For example, regardless of brand, we refer to facial tissues as “Kleenex.” A machine that makes paper copies, whether produced by the Xerox company or otherwise, is referred to as a “xerox.”
The same goes with ketchup — it’s not a trademark but rather the spelling of the product’s dominant variant. So, if you ask us, it’s “ketchup” rather than “catsup.”
This tangy-sweet sauce originated from a place and time you might not expect. The oldest known ketchup recipe is from 300 B.C. China. For thousands of years, it wasn’t even prepared with tomatoes – it was made with fish guts.
It is thought that the Chinese made a combination of pickled fish and spices and called it “ke-tsiap,” which translates to “pickled fish brine.” So yes, the original ketchup was nothing other than fermented fish paste.
But how did the rest of the world get its hands on it? Ketchup was most likely discovered by British settlers in Fiji or Indonesia. The sauce was appreciated for its ability to withstand long sea voyages.
Early British ketchup, however, was still nothing close to what we now pair with fries. When this sauce made it to Britain, they initially called it “catchup,” and it was any kind of sauce for flavoring and preserving. The most popular variations included mushrooms, fish, and walnuts.
Unsurprisingly, colonization brought the sauce’s ambiguous recipe to America. However, since tomatoes were considered poisonous (dubbed “poison apple”) in the 19th century due to their resemblance to deadly nightshade, they weren’t immediately included in the catchup recipe.
Nonetheless, in 1812, James Mease, a Philadelphia horticulturalist and chemist, incorporated tomatoes into the sauce’s combination. He released a recipe that marked the start of a new crimson age. That was the turning point in the evolution of these fruits from “poison apples” to “love apples.”
But that’s not all. In the late nineteenth century, the principle of preservation, along with the expansion of industrialization, resulted in a processed food boom. Between 1859 and 1899, total processed food output climbed by 1,500%.
These new processed goods were handy alternatives for food previously prepared from scratch. Additionally, huge food manufacturing businesses such as Pillsbury Quaker, Quaker Oats, Campbell Soup, and Heinz began standardizing products, recipes, and sauces.
The original ketchup we all celebrate today was invented by no other than Henry Heinz of the Heinz Food Processing Company. The firm was among the first to see the sauce’s potential, appeal, and the critical need for standardization.
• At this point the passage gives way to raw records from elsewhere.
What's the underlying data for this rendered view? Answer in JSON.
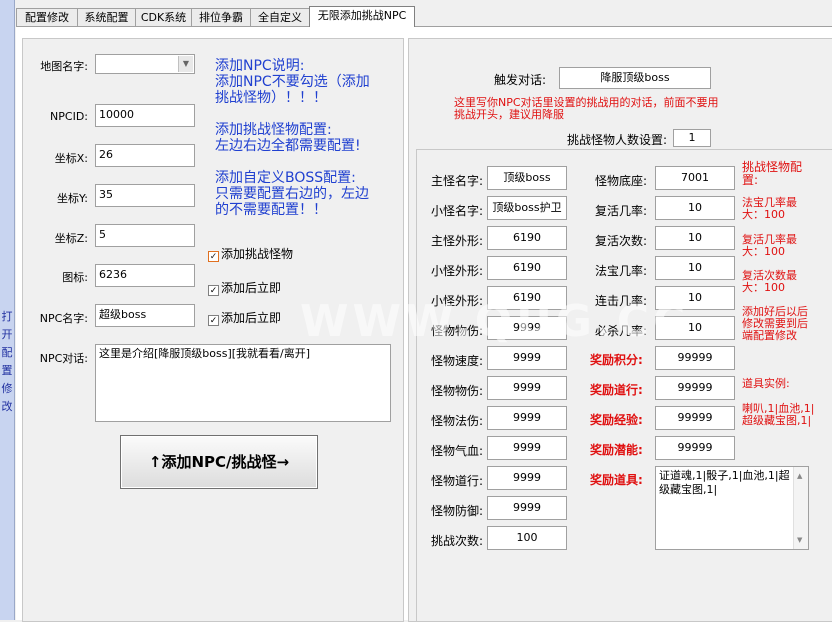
{
  "sidebar": {
    "label": "打开配置修改"
  },
  "tabs": [
    {
      "label": "配置修改"
    },
    {
      "label": "系统配置"
    },
    {
      "label": "CDK系统"
    },
    {
      "label": "排位争霸"
    },
    {
      "label": "全自定义"
    },
    {
      "label": "无限添加挑战NPC"
    }
  ],
  "left": {
    "map_label": "地图名字:",
    "map_value": "",
    "npcid_label": "NPCID:",
    "npcid_value": "10000",
    "x_label": "坐标X:",
    "x_value": "26",
    "y_label": "坐标Y:",
    "y_value": "35",
    "z_label": "坐标Z:",
    "z_value": "5",
    "icon_label": "图标:",
    "icon_value": "6236",
    "name_label": "NPC名字:",
    "name_value": "超级boss",
    "dialog_label": "NPC对话:",
    "dialog_value": "这里是介绍[降服顶级boss][我就看看/离开]",
    "help": [
      "添加NPC说明:",
      "添加NPC不要勾选（添加",
      "挑战怪物）！！！",
      "",
      "添加挑战怪物配置:",
      "左边右边全都需要配置!",
      "",
      "添加自定义BOSS配置:",
      "只需要配置右边的，左边",
      "的不需要配置！！"
    ],
    "chk_monster": "添加挑战怪物",
    "chk_now1": "添加后立即",
    "chk_now2": "添加后立即",
    "add_button": "↑添加NPC/挑战怪→"
  },
  "right": {
    "trigger_label": "触发对话:",
    "trigger_value": "降服顶级boss",
    "trigger_note": "这里写你NPC对话里设置的挑战用的对话，前面不要用挑战开头，建议用降服",
    "count_label": "挑战怪物人数设置:",
    "count_value": "1",
    "col1": [
      {
        "label": "主怪名字:",
        "value": "顶级boss"
      },
      {
        "label": "小怪名字:",
        "value": "顶级boss护卫"
      },
      {
        "label": "主怪外形:",
        "value": "6190"
      },
      {
        "label": "小怪外形:",
        "value": "6190"
      },
      {
        "label": "小怪外形:",
        "value": "6190"
      },
      {
        "label": "怪物物伤:",
        "value": "9999"
      },
      {
        "label": "怪物速度:",
        "value": "9999"
      },
      {
        "label": "怪物物伤:",
        "value": "9999"
      },
      {
        "label": "怪物法伤:",
        "value": "9999"
      },
      {
        "label": "怪物气血:",
        "value": "9999"
      },
      {
        "label": "怪物道行:",
        "value": "9999"
      },
      {
        "label": "怪物防御:",
        "value": "9999"
      },
      {
        "label": "挑战次数:",
        "value": "100"
      }
    ],
    "col2": [
      {
        "label": "怪物底座:",
        "value": "7001"
      },
      {
        "label": "复活几率:",
        "value": "10"
      },
      {
        "label": "复活次数:",
        "value": "10"
      },
      {
        "label": "法宝几率:",
        "value": "10"
      },
      {
        "label": "连击几率:",
        "value": "10"
      },
      {
        "label": "必杀几率:",
        "value": "10"
      }
    ],
    "rewards": [
      {
        "label": "奖励积分:",
        "value": "99999"
      },
      {
        "label": "奖励道行:",
        "value": "99999"
      },
      {
        "label": "奖励经验:",
        "value": "99999"
      },
      {
        "label": "奖励潜能:",
        "value": "99999"
      }
    ],
    "items_label": "奖励道具:",
    "items_value": "证道魂,1|骰子,1|血池,1|超级藏宝图,1|",
    "notes": {
      "n1": "挑战怪物配置:",
      "n2": "法宝几率最大：100",
      "n3": "复活几率最大：100",
      "n4": "复活次数最大：100",
      "n5": "添加好后以后修改需要到后端配置修改",
      "n6": "道具实例:",
      "n7": "喇叭,1|血池,1|超级藏宝图,1|"
    }
  },
  "watermark": "WWW.QUG.CC"
}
Heinz reinvented ketchup by eliminating the potentially harmful preservation chemical “benzoate” and replaced it with more vinegar, ripe tomatoes, and sugar — thus creating the sweet and sour flavor we’ve all come to love.
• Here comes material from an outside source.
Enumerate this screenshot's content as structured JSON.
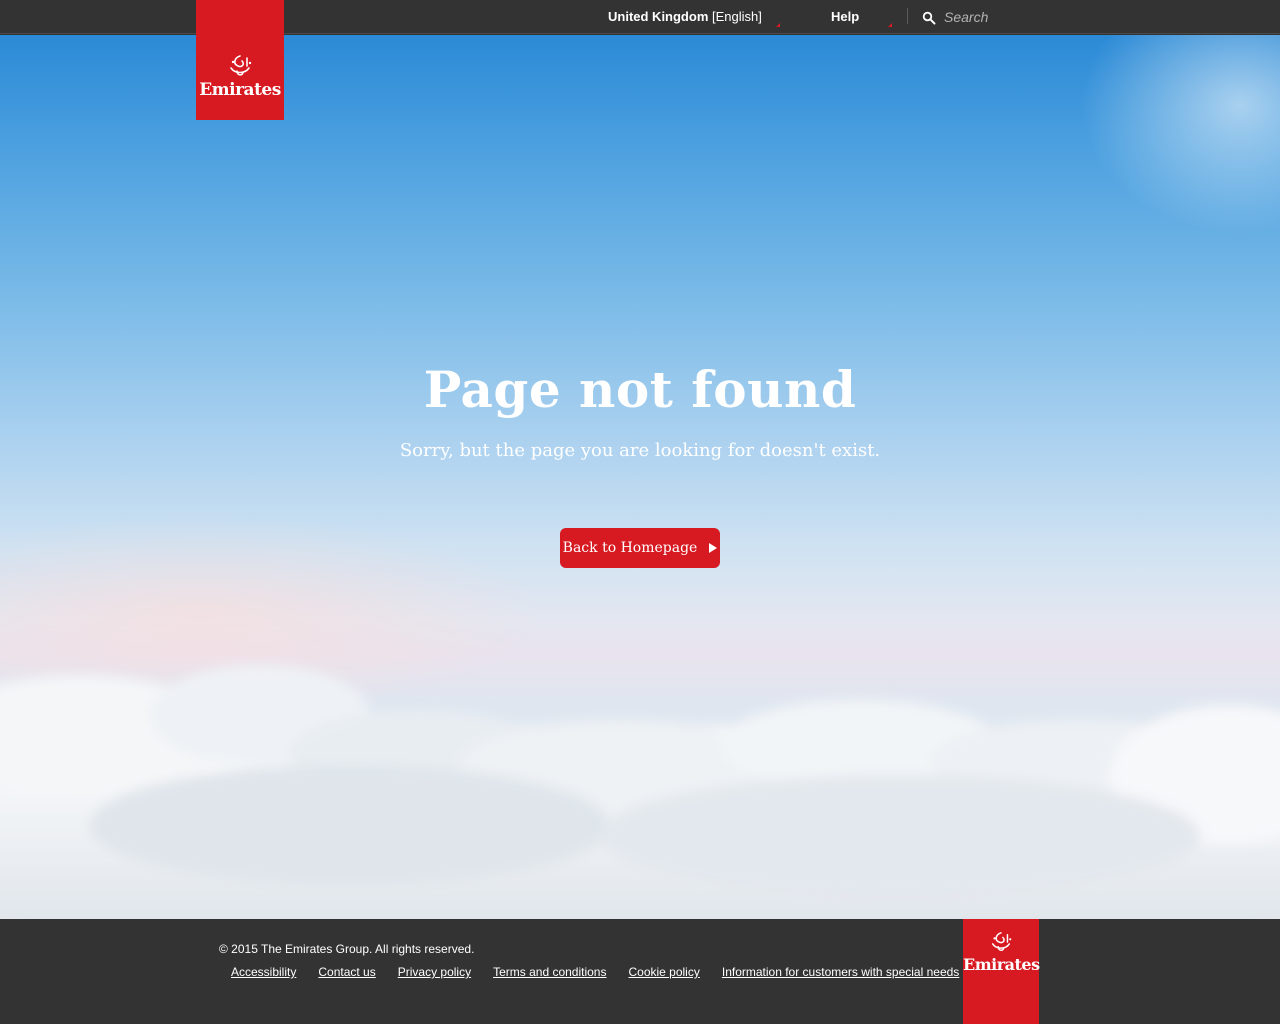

An Ohio physician, Dr. John Cook Bennett, wrote an article on the medicinal value of tomatoes, published in the newspapers in 1834. The article publicized tomatoes as a cure-all drug to treat all kinds of things, from indigestion and rheumatism to chlorella.
Regardless of whether it came as a sauce or a paste, people loved its benefits so much that it was even sold as pills, though in reality, very few contained any ketchup or tomatoes. However, the reputation of this medicine took a dive not long after, and Ketchup’s short-lived medical empire eventually collapsed.
Did you know that you can speed up the ketchup pour by tapping the “57” on the neck of a Heinz bottle?
The number is completely made up; it’s a marketing trick developed by Heinz to attract more customers to the brand. Nevertheless, he stuck to it as he thought the number was lucky.
He was probably correct — today, ketchup is a $500 million industry, with Heinz selling more than 650 million bottles of ketchup in more than 140 countries worldwide, resulting in more than $1.5 billion in annual revenues.
The evolution of fish sauce into “catchup,” “catsup,” and eventually “ketchup” is an example of how one culinary item can spread and change through time and cultures.
There isn’t much of a distinction between catsup and ketchup. The term “ketchup” only appeared to gain in popularity. No matter the name, companies were careful to emphasize “tomato” on their labels to separate it from the fermented fish sauce of its early beginnings.